Those lines of the data that hold the word "placeholder" are to be copied out.

(Data excerpts)
------------------------------

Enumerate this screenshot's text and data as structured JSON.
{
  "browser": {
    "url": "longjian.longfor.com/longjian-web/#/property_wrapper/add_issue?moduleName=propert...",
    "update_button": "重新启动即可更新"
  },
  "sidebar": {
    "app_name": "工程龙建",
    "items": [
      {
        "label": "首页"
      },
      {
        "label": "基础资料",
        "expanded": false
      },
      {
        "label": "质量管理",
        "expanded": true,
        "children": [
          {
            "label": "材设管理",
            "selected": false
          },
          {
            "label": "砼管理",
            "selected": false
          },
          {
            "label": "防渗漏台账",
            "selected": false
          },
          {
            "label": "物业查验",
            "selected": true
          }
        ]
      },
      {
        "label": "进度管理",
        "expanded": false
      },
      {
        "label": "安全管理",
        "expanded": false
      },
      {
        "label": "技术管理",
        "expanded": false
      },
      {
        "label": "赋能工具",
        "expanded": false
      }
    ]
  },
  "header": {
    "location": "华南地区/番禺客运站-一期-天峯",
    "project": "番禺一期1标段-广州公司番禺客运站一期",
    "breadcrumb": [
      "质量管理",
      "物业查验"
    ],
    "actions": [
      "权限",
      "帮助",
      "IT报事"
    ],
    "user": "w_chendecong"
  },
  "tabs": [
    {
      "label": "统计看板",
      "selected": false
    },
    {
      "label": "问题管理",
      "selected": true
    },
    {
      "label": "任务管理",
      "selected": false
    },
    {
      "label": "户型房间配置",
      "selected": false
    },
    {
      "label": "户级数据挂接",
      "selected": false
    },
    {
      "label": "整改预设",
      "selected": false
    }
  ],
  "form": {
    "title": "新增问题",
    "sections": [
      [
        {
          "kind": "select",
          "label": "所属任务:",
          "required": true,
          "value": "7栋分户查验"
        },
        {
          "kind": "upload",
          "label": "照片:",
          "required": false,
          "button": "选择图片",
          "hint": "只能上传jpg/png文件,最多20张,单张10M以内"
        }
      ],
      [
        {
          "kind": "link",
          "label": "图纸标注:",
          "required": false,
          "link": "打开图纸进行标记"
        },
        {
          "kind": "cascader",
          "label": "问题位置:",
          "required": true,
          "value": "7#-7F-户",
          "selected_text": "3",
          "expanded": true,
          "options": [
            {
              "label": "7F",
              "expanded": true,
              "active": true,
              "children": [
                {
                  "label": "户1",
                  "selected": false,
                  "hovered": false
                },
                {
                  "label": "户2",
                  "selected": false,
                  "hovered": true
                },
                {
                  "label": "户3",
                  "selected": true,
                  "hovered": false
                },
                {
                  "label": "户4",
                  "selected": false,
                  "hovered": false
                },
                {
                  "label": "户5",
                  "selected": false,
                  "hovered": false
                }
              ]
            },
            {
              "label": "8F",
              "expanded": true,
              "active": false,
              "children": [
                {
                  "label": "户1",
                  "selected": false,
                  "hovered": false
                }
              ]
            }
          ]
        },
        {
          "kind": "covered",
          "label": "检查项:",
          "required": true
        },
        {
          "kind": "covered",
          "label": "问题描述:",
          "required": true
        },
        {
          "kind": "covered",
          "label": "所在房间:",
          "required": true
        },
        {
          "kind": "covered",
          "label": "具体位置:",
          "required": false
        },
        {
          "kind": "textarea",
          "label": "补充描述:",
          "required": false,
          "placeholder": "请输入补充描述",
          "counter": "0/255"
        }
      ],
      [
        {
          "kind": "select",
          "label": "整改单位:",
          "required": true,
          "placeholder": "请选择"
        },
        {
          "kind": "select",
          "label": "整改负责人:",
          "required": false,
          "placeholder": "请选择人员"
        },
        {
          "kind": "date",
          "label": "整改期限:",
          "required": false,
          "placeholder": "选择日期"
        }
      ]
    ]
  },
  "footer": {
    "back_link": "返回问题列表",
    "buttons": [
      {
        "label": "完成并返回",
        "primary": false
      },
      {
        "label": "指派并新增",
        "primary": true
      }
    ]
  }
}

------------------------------

» **ANSWER TO THE EXERCISE**:
          "placeholder": "请输入补充描述",
          "placeholder": "请选择"
          "placeholder": "请选择人员"
          "placeholder": "选择日期"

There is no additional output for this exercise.